BP: Put a price on carbon
A price on carbon is the "missing link" in the world's quest to increase energy efficiency, reduce emissions and develop alternatives to hydrocarbons, accoridng to BP's chief executive
Addressing delegates at a conference in India, Tony Hayward said such a carbon price should apply equally to all carbon, "whether from a smokestack or a tailpipe".
Carbon pricing would make "energy conservation more attractive and alternative energy more cost competitive". It would also allow "informed investment" in technology and fossil fuels, which will continue to dominate the energy landscape for decades, Hayward said.
"Plans for a US cap-and-trade system are before Congress. Australia also has a system under development. We now need moves at the global level to strengthen, extend, and ultimately link these systems."
Hayward extended this plea to other areas or regulation, saying that to ensure cheap, sustainable, secure energy supplies to meet the world's growing demand, the energy industry needs a "clear regulatory framework that enables business to invest with confidence to build such a future". The world will need 45% more energy in 2030 than it consumes today, he said, which will require investment of more than $1 trillion in the next 20 years.

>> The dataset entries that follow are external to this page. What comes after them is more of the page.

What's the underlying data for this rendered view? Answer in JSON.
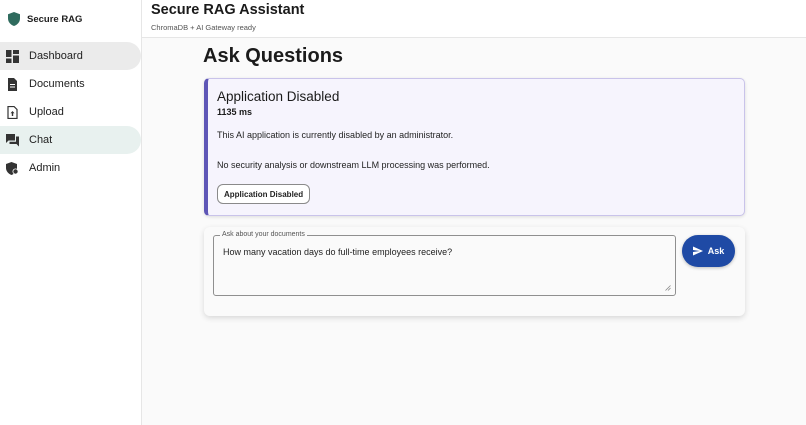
{
  "sidebar": {
    "brand": {
      "icon": "shield-icon",
      "name": "Secure RAG"
    },
    "items": [
      {
        "label": "Dashboard",
        "icon": "dashboard-icon"
      },
      {
        "label": "Documents",
        "icon": "document-icon"
      },
      {
        "label": "Upload",
        "icon": "upload-icon"
      },
      {
        "label": "Chat",
        "icon": "chat-icon"
      },
      {
        "label": "Admin",
        "icon": "admin-shield-icon"
      }
    ]
  },
  "header": {
    "title": "Secure RAG Assistant",
    "subtitle": "ChromaDB + AI Gateway ready"
  },
  "main": {
    "title": "Ask Questions",
    "alert": {
      "title": "Application Disabled",
      "latency": "1135 ms",
      "message_1": "This AI application is currently disabled by an administrator.",
      "message_2": "No security analysis or downstream LLM processing was performed.",
      "chip": "Application Disabled"
    },
    "query": {
      "label": "Ask about your documents",
      "value": "How many vacation days do full-time employees receive?",
      "button_label": "Ask",
      "button_icon": "send-icon"
    }
  },
  "colors": {
    "brand_green": "#2f6b5e",
    "ask_button": "#1f4aa5",
    "alert_accent": "#5e56b6",
    "alert_background": "#f6f4fd"
  }
}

This would bring changes in the energy matrix, he predicted. But he warned listeners to be "realistic" about the contribution that renewable energy will make, saying that all of the world's wind, solar, wave, tidal and geothermal energy will account for around only 5% of total consumption by 2030, compared with 1% now. "So, in other words, we can have a sustainable energy future and significant volumes of fossil fuels. That's important. It's also reassuring because it would be impossible to fulfil the demand without hydrocarbons."
However, 18 months after he predicted a new form of relations between national oil companies and international oil companies (IOCs) that did not require the ownership of reserves by the latter, Hayward called for resource-rich countries to open up their riches to foreign developers. "Today almost 80% of the world's oil resources are off-limits to the technology and expertise that IOCs can provide. I think that needs to change," he said.

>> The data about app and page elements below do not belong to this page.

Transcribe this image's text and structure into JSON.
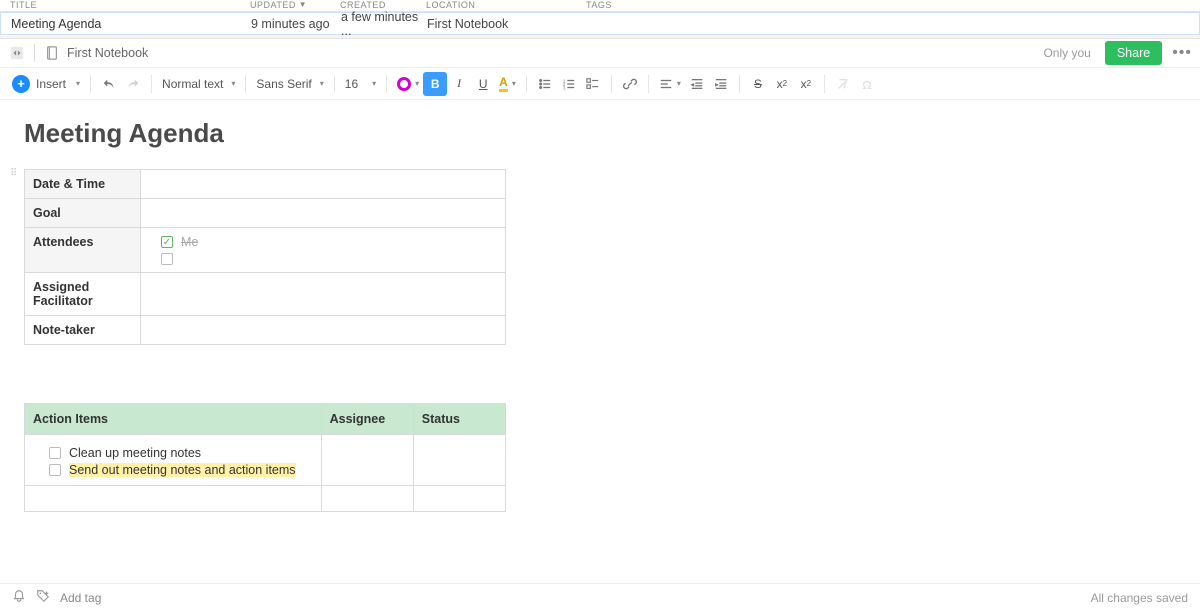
{
  "list": {
    "headers": {
      "title": "TITLE",
      "updated": "UPDATED",
      "created": "CREATED",
      "location": "LOCATION",
      "tags": "TAGS"
    },
    "row": {
      "title": "Meeting Agenda",
      "updated": "9 minutes ago",
      "created": "a few minutes ...",
      "location": "First Notebook",
      "tags": ""
    }
  },
  "noteHeader": {
    "notebook": "First Notebook",
    "visibility": "Only you",
    "share": "Share"
  },
  "toolbar": {
    "insert": "Insert",
    "paragraph": "Normal text",
    "font": "Sans Serif",
    "size": "16"
  },
  "doc": {
    "title": "Meeting Agenda",
    "meta": {
      "dateTime": "Date & Time",
      "goal": "Goal",
      "attendees": "Attendees",
      "attendeeMe": "Me",
      "facilitator": "Assigned Facilitator",
      "noteTaker": "Note-taker"
    },
    "action": {
      "headers": {
        "items": "Action Items",
        "assignee": "Assignee",
        "status": "Status"
      },
      "item1": "Clean up meeting notes",
      "item2": "Send out meeting notes and action items"
    }
  },
  "footer": {
    "addTag": "Add tag",
    "saveStatus": "All changes saved"
  }
}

The consequences if the energy industry fails to make hydrocarbons more available to development and expand the role of alternative energies, he said, would be "serious".